Records from a data collection:

§

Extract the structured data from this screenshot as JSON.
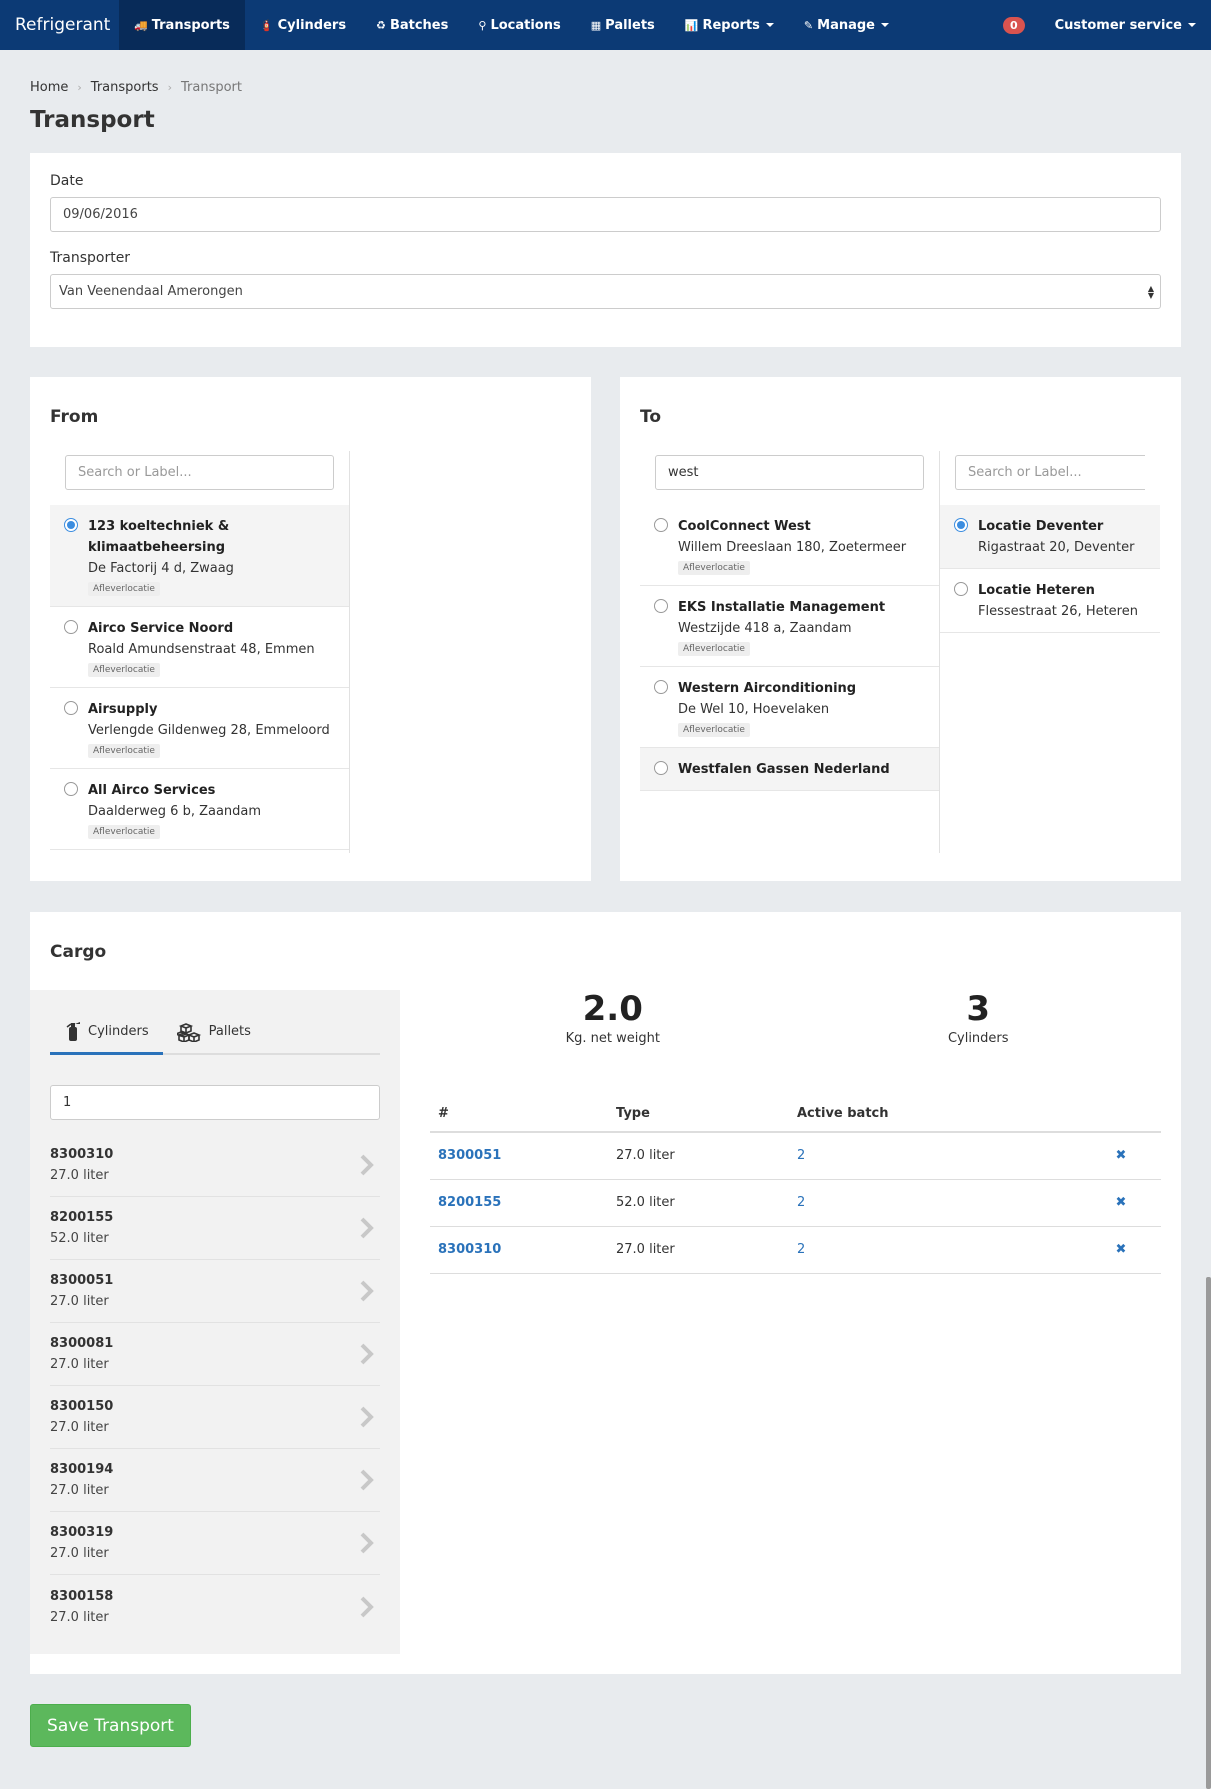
{
  "navbar": {
    "brand": "Refrigerant",
    "items": [
      {
        "label": "Transports",
        "icon": "truck-icon",
        "active": true
      },
      {
        "label": "Cylinders",
        "icon": "fire-extinguisher-icon"
      },
      {
        "label": "Batches",
        "icon": "recycle-icon"
      },
      {
        "label": "Locations",
        "icon": "map-marker-icon"
      },
      {
        "label": "Pallets",
        "icon": "cubes-icon"
      },
      {
        "label": "Reports",
        "icon": "bar-chart-icon",
        "dropdown": true
      },
      {
        "label": "Manage",
        "icon": "edit-icon",
        "dropdown": true
      }
    ],
    "notification_count": "0",
    "user": "Customer service"
  },
  "breadcrumb": {
    "home": "Home",
    "transports": "Transports",
    "current": "Transport"
  },
  "page_title": "Transport",
  "form": {
    "date_label": "Date",
    "date_value": "09/06/2016",
    "transporter_label": "Transporter",
    "transporter_value": "Van Veenendaal Amerongen"
  },
  "from": {
    "title": "From",
    "search_placeholder": "Search or Label...",
    "items": [
      {
        "name": "123 koeltechniek & klimaatbeheersing",
        "address": "De Factorij 4 d, Zwaag",
        "tag": "Afleverlocatie",
        "selected": true
      },
      {
        "name": "Airco Service Noord",
        "address": "Roald Amundsenstraat 48, Emmen",
        "tag": "Afleverlocatie"
      },
      {
        "name": "Airsupply",
        "address": "Verlengde Gildenweg 28, Emmeloord",
        "tag": "Afleverlocatie"
      },
      {
        "name": "All Airco Services",
        "address": "Daalderweg 6 b, Zaandam",
        "tag": "Afleverlocatie"
      }
    ]
  },
  "to": {
    "title": "To",
    "search_value": "west",
    "search_placeholder_2": "Search or Label...",
    "items": [
      {
        "name": "CoolConnect West",
        "address": "Willem Dreeslaan 180, Zoetermeer",
        "tag": "Afleverlocatie"
      },
      {
        "name": "EKS Installatie Management",
        "address": "Westzijde 418 a, Zaandam",
        "tag": "Afleverlocatie"
      },
      {
        "name": "Western Airconditioning",
        "address": "De Wel 10, Hoevelaken",
        "tag": "Afleverlocatie"
      },
      {
        "name": "Westfalen Gassen Nederland",
        "address": "",
        "tag": ""
      }
    ],
    "sublocations": [
      {
        "name": "Locatie Deventer",
        "address": "Rigastraat 20, Deventer",
        "selected": true
      },
      {
        "name": "Locatie Heteren",
        "address": "Flessestraat 26, Heteren"
      }
    ]
  },
  "cargo": {
    "title": "Cargo",
    "tab_cylinders": "Cylinders",
    "tab_pallets": "Pallets",
    "filter_value": "1",
    "available": [
      {
        "number": "8300310",
        "type": "27.0 liter"
      },
      {
        "number": "8200155",
        "type": "52.0 liter"
      },
      {
        "number": "8300051",
        "type": "27.0 liter"
      },
      {
        "number": "8300081",
        "type": "27.0 liter"
      },
      {
        "number": "8300150",
        "type": "27.0 liter"
      },
      {
        "number": "8300194",
        "type": "27.0 liter"
      },
      {
        "number": "8300319",
        "type": "27.0 liter"
      },
      {
        "number": "8300158",
        "type": "27.0 liter"
      }
    ],
    "net_weight_value": "2.0",
    "net_weight_label": "Kg. net weight",
    "cylinders_count": "3",
    "cylinders_label": "Cylinders",
    "table_headers": {
      "num": "#",
      "type": "Type",
      "batch": "Active batch"
    },
    "rows": [
      {
        "number": "8300051",
        "type": "27.0 liter",
        "batch": "2"
      },
      {
        "number": "8200155",
        "type": "52.0 liter",
        "batch": "2"
      },
      {
        "number": "8300310",
        "type": "27.0 liter",
        "batch": "2"
      }
    ],
    "remove_glyph": "✖"
  },
  "save_label": "Save Transport",
  "colors": {
    "navbar": "#0c3a75",
    "navbar_active": "#082b59",
    "link": "#2a72ba",
    "success": "#5cb85c",
    "badge": "#d9534f"
  }
}
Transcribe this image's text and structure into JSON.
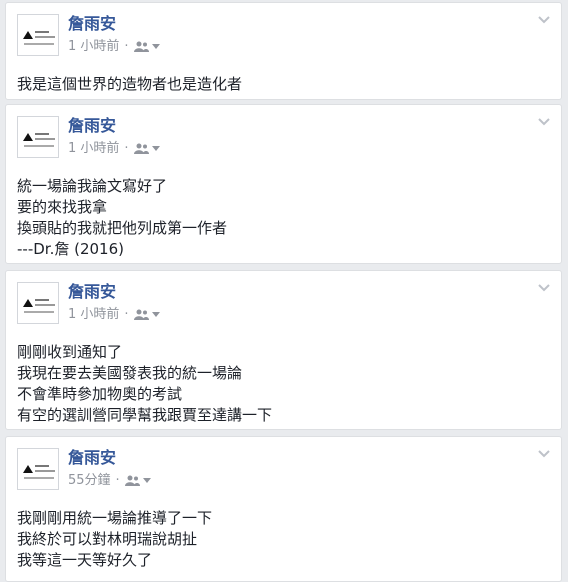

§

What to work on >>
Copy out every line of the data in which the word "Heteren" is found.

Solved problem >>
        "name": "Locatie Heteren",
        "address": "Flessestraat 26, Heteren"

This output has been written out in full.